:: Listed records

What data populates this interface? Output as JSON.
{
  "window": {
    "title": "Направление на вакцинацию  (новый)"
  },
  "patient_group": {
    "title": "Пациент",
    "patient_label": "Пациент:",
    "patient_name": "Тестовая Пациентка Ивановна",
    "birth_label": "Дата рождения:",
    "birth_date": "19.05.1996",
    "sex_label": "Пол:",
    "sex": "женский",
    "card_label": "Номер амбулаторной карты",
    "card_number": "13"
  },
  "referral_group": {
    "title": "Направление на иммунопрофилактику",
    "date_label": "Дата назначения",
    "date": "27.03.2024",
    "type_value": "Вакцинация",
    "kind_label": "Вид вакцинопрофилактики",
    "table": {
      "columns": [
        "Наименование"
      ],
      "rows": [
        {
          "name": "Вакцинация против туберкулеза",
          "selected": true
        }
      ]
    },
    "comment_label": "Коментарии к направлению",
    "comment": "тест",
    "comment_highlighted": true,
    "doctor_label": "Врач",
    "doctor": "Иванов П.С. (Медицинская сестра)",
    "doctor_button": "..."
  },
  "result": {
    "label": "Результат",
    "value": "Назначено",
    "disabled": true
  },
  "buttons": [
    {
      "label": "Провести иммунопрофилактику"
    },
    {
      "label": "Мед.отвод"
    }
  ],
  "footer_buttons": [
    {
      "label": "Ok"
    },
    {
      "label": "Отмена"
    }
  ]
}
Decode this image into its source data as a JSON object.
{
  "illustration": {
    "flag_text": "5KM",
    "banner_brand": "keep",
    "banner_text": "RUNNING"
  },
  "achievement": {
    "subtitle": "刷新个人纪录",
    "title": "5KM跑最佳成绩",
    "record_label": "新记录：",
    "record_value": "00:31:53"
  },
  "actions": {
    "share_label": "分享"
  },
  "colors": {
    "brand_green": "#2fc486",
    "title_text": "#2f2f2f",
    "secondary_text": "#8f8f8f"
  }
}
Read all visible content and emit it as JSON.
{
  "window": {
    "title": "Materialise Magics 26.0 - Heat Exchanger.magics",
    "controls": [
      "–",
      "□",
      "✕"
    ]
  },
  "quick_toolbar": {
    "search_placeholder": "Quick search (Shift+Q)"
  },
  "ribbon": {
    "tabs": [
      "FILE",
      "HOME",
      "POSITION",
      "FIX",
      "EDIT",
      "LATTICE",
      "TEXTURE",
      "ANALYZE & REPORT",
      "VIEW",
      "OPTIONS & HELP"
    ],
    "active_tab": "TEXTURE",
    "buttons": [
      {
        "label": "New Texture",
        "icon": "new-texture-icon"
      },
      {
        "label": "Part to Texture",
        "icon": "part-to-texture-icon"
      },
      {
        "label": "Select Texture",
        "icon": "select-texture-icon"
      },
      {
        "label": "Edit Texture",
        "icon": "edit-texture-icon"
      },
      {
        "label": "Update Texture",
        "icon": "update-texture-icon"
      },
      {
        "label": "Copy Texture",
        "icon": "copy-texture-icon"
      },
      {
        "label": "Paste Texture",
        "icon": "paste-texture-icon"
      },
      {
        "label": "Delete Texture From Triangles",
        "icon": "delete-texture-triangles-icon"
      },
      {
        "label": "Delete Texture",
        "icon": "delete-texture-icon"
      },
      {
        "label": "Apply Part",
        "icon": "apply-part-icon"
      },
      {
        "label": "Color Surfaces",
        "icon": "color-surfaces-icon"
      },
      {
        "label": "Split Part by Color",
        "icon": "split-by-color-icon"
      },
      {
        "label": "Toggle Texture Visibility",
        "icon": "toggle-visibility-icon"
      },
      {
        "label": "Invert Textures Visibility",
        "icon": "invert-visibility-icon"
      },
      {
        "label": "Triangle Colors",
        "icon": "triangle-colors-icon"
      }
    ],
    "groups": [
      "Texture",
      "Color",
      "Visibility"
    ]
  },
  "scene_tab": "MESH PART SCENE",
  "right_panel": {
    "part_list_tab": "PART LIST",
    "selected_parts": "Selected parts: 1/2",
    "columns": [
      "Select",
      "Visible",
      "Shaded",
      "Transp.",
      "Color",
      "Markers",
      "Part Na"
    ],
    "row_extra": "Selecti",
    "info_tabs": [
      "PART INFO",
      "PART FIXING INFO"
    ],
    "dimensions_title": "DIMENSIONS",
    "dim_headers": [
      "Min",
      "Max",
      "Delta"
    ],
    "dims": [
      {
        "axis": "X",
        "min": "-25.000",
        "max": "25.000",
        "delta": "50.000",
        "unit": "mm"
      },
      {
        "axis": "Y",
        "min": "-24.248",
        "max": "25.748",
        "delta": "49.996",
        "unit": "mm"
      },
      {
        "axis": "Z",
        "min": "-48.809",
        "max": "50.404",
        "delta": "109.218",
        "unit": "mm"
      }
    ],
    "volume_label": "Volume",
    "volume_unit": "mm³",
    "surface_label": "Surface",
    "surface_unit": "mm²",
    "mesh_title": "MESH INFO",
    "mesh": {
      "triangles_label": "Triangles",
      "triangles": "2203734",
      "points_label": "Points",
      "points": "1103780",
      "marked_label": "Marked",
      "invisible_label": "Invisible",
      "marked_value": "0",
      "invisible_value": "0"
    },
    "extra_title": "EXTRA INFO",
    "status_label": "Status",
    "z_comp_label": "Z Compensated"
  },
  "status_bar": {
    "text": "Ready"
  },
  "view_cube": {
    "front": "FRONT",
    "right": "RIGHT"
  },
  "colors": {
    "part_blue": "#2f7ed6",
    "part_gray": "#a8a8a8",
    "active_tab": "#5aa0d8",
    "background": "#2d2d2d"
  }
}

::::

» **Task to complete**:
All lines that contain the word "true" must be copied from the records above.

» **Answer to the exercise**:
          "selected": true
    "comment_highlighted": true,
    "disabled": true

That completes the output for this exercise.